**Task prompt**
Among the entries, which lines carry the string "price"? Copy every one.

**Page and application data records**
▬▬▬

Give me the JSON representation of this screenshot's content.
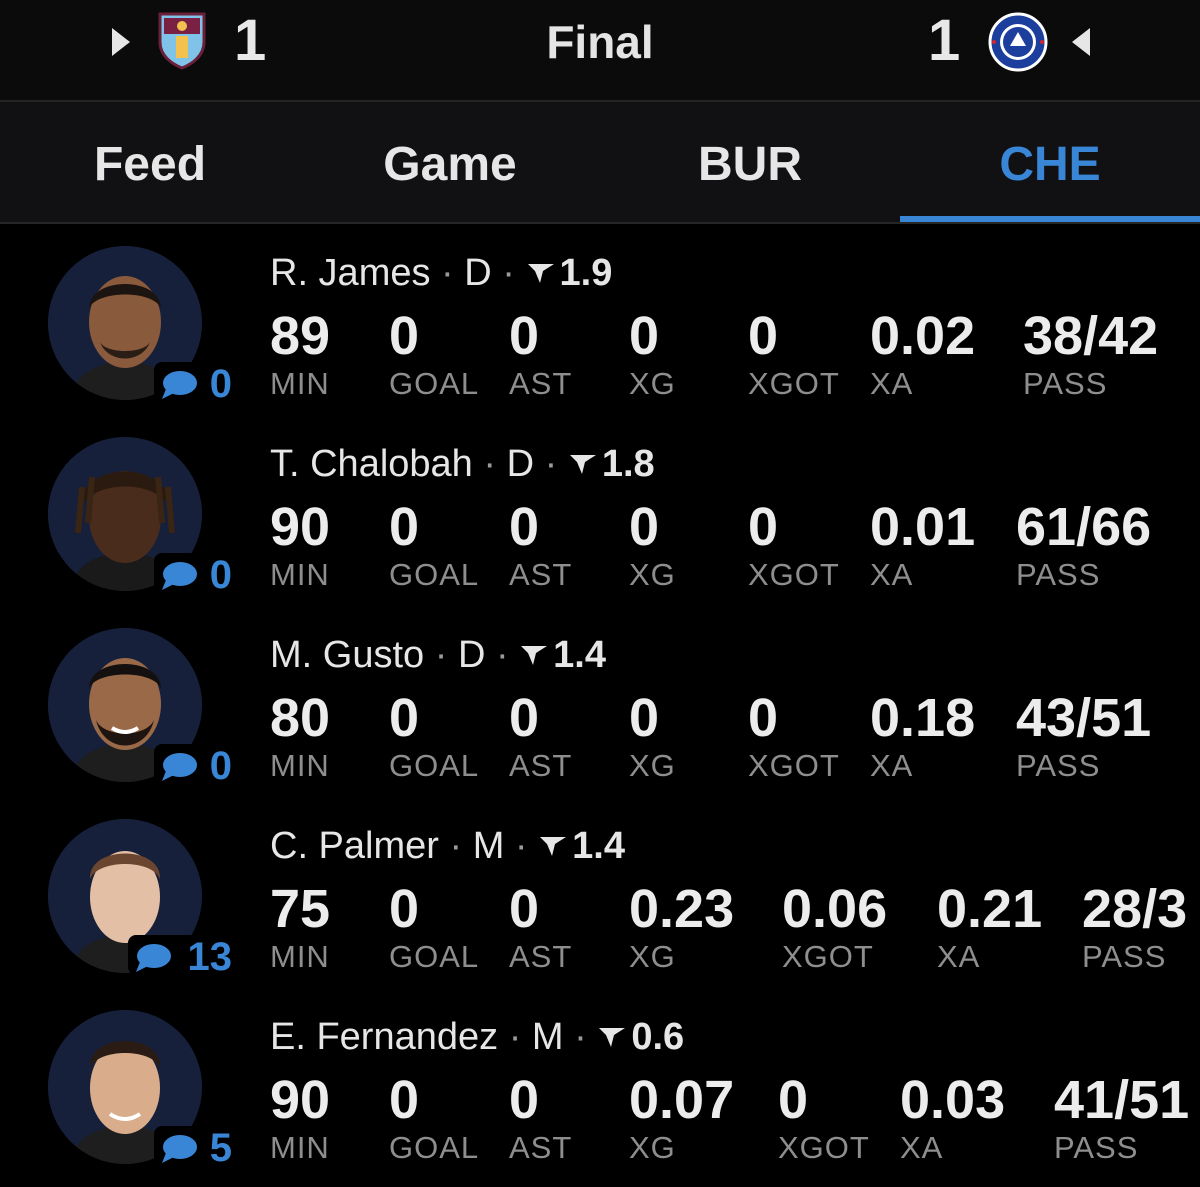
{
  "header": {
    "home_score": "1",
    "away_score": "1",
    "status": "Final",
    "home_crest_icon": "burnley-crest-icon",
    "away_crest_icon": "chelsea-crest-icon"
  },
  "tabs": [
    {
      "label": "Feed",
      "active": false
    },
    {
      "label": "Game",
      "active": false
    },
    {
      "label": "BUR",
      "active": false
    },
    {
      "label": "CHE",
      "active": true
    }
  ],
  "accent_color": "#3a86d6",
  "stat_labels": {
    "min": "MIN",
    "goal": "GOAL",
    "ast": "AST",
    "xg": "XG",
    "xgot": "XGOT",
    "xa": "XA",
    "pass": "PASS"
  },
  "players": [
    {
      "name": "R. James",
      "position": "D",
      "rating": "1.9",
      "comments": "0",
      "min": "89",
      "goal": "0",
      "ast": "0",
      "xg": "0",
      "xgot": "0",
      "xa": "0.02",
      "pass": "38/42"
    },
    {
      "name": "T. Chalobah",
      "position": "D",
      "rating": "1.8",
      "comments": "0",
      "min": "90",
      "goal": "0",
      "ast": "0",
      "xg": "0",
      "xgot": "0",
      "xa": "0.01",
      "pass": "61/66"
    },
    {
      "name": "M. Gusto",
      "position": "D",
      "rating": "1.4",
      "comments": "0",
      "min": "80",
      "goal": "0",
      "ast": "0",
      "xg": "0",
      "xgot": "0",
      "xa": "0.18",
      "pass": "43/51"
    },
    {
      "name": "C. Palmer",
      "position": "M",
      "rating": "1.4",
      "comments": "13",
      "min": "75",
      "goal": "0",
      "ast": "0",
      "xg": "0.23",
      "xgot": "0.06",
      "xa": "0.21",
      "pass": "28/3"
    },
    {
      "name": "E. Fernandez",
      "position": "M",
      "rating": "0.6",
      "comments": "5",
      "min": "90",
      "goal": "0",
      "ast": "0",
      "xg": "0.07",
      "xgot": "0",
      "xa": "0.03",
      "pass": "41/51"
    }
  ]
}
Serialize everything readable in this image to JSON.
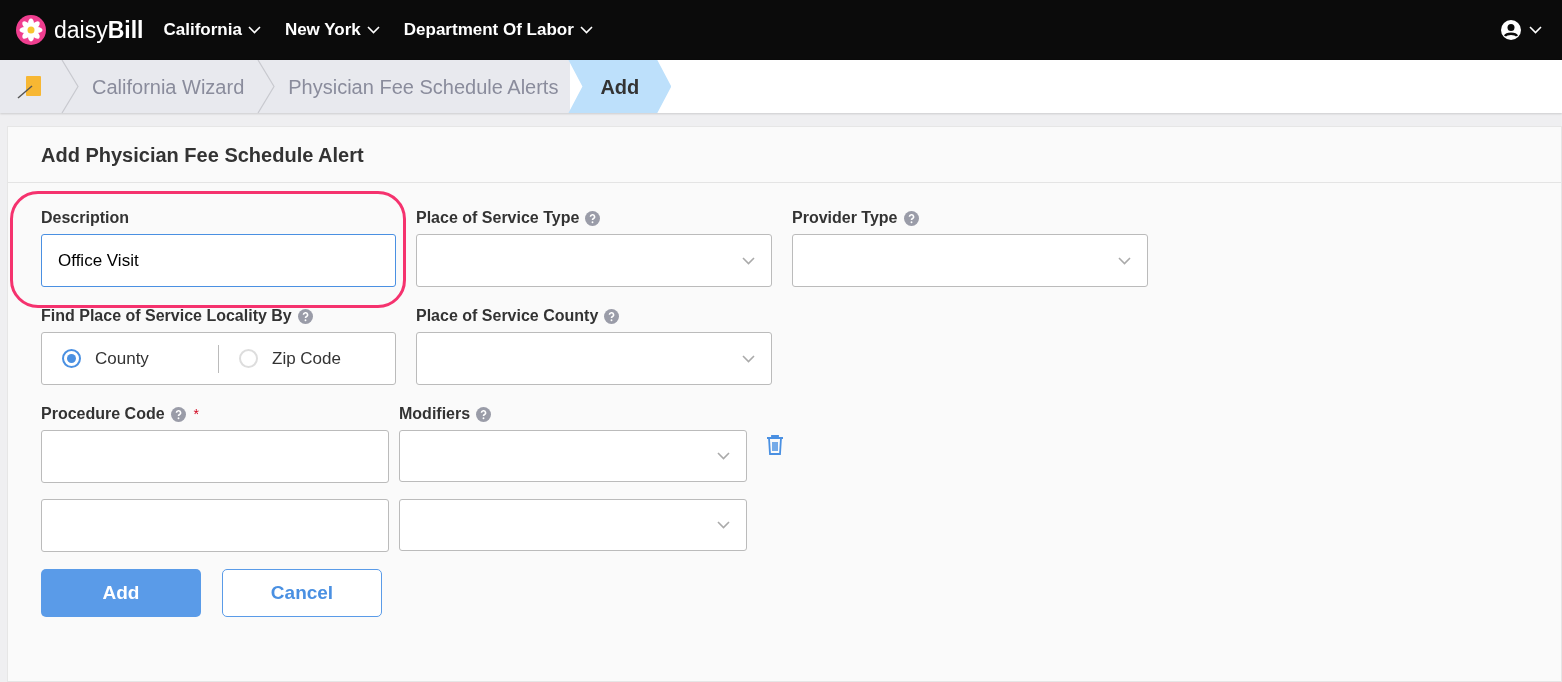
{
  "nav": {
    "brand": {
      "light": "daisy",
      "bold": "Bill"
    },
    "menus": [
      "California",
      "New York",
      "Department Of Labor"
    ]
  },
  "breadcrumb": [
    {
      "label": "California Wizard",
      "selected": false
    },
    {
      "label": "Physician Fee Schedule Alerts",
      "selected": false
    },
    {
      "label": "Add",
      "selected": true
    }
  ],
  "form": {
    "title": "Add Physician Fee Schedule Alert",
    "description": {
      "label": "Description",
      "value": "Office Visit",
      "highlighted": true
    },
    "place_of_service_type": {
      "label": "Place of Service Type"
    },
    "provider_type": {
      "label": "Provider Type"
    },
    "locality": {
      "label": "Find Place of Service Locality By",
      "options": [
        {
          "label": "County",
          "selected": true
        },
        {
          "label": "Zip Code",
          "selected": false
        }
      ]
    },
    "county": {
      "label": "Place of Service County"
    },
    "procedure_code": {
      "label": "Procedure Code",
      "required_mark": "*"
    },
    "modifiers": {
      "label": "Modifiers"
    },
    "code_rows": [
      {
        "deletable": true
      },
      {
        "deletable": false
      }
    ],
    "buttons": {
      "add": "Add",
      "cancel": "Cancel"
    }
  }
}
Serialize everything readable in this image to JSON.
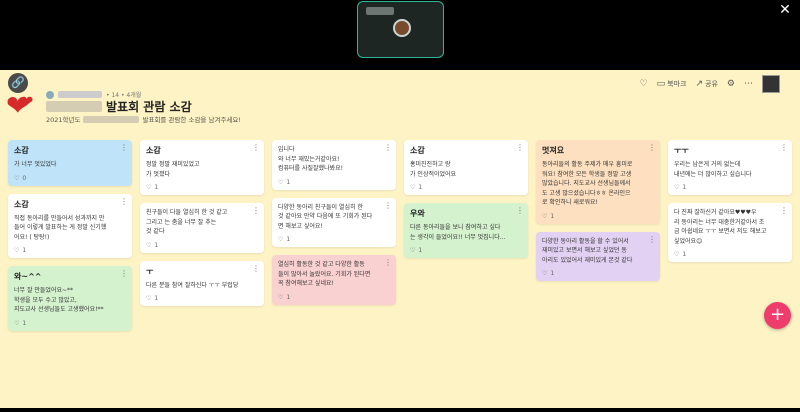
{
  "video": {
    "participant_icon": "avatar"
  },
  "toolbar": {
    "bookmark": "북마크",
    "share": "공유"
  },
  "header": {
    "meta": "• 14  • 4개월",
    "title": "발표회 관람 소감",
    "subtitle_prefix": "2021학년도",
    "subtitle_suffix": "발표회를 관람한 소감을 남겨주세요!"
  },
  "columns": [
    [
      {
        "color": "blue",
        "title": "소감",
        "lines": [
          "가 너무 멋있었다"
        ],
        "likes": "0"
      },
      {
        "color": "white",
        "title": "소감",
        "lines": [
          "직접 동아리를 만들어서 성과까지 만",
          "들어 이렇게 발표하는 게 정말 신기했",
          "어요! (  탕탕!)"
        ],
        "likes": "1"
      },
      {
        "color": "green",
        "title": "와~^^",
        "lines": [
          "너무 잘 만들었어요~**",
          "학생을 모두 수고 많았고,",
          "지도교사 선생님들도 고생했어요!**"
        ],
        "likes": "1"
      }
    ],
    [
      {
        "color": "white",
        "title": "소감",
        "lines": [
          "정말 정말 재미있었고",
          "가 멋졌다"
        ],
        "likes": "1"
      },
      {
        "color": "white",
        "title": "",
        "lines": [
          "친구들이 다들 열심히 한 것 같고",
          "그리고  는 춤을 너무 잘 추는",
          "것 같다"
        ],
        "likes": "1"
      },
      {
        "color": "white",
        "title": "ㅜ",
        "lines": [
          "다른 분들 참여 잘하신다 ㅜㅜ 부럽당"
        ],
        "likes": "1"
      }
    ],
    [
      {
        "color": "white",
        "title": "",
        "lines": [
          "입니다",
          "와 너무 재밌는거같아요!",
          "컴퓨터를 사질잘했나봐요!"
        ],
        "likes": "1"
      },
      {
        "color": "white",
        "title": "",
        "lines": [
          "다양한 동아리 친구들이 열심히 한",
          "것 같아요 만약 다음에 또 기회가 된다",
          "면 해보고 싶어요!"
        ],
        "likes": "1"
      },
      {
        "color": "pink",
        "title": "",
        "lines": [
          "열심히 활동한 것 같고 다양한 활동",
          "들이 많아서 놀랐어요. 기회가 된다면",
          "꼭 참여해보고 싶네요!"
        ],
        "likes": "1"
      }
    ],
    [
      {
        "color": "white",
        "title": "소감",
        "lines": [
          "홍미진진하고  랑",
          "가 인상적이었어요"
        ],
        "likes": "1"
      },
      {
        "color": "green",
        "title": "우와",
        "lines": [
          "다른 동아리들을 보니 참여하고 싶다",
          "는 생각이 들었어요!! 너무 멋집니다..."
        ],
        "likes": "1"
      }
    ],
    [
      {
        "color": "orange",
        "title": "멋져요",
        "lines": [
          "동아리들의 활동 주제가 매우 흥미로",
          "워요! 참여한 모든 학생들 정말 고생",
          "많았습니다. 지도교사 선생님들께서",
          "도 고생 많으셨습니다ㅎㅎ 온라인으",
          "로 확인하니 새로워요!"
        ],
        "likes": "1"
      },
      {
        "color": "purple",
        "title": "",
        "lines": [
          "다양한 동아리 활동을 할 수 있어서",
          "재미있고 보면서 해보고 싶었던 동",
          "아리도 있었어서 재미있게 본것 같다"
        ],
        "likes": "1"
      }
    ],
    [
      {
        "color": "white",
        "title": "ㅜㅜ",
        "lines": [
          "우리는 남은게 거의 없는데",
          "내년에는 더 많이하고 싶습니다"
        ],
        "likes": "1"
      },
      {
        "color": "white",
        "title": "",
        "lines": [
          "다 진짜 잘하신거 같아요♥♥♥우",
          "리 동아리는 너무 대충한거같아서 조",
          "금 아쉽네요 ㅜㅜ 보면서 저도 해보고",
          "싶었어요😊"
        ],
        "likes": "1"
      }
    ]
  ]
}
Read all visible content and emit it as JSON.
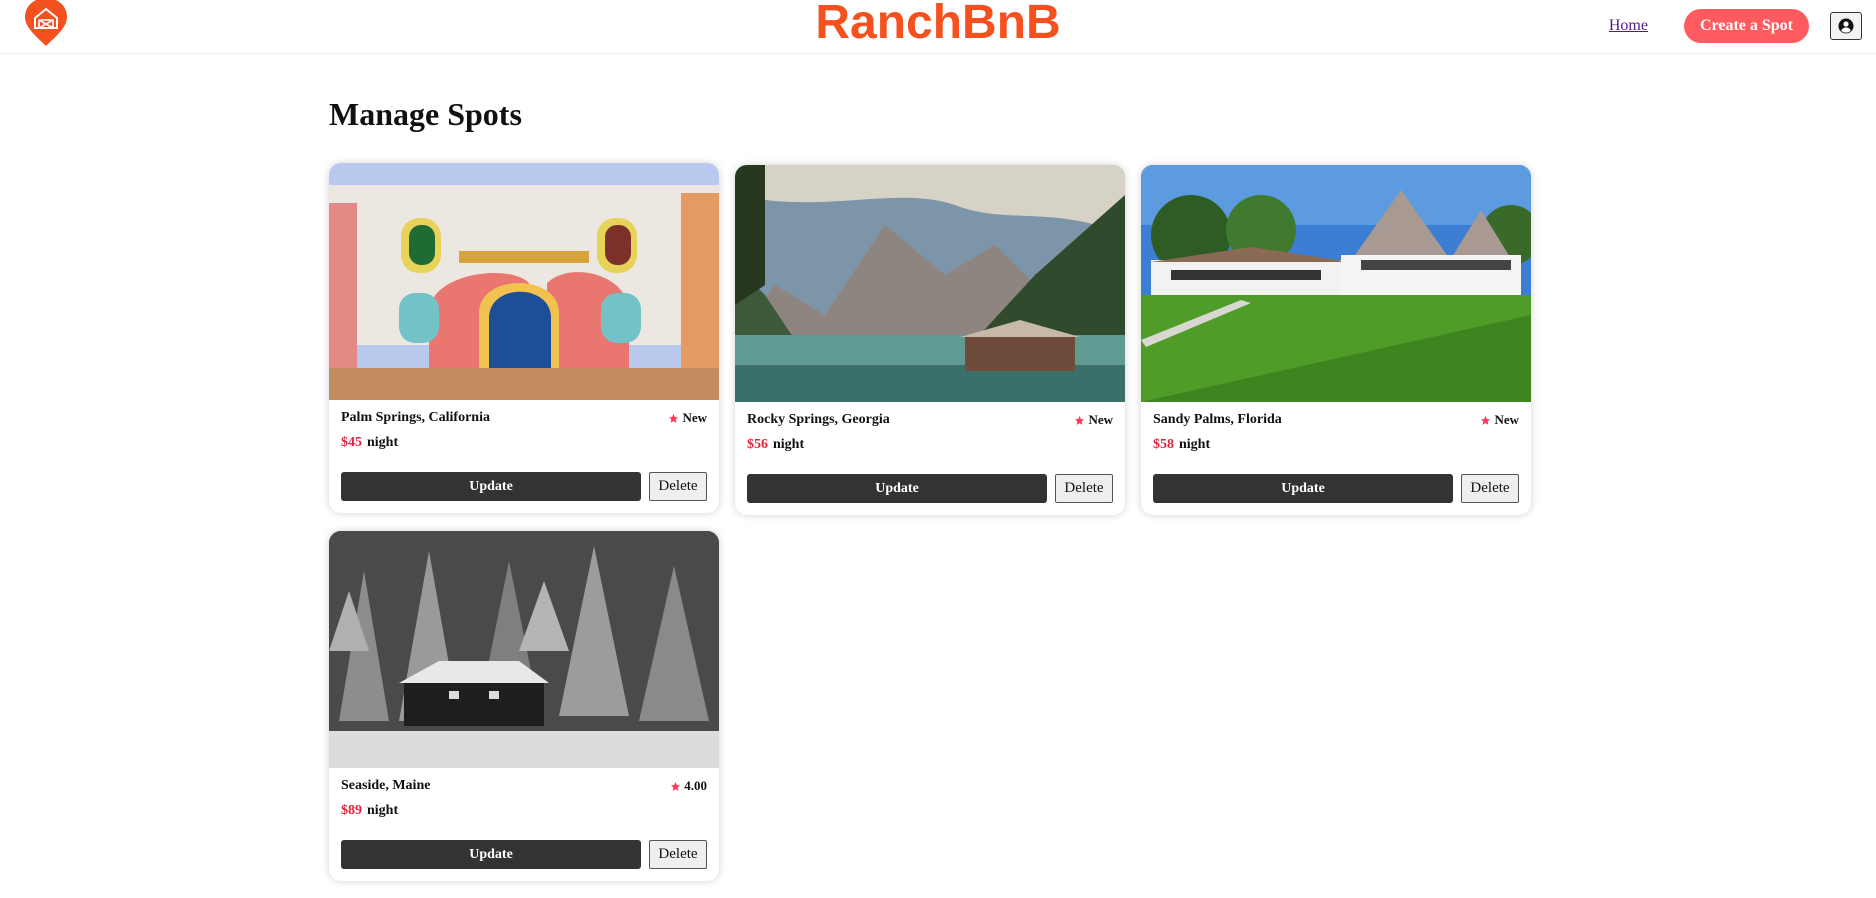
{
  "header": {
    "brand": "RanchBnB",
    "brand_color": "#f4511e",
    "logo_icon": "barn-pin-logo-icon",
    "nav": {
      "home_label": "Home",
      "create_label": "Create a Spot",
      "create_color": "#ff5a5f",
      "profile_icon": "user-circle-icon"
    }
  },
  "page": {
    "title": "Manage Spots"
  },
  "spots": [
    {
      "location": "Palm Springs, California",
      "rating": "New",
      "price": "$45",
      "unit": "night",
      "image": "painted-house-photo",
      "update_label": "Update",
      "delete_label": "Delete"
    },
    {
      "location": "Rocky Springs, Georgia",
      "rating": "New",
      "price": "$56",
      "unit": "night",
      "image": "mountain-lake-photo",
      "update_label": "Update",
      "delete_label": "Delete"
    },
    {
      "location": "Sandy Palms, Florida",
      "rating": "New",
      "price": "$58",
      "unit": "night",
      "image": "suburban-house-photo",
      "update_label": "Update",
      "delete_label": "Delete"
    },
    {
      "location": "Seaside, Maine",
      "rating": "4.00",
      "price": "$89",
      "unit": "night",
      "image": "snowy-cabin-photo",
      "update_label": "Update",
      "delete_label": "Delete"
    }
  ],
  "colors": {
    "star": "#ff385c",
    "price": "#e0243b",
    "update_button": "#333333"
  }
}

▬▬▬

**Task answer**
      "price": "$45",
      "price": "$56",
      "price": "$58",
      "price": "$89",
    "price": "#e0243b",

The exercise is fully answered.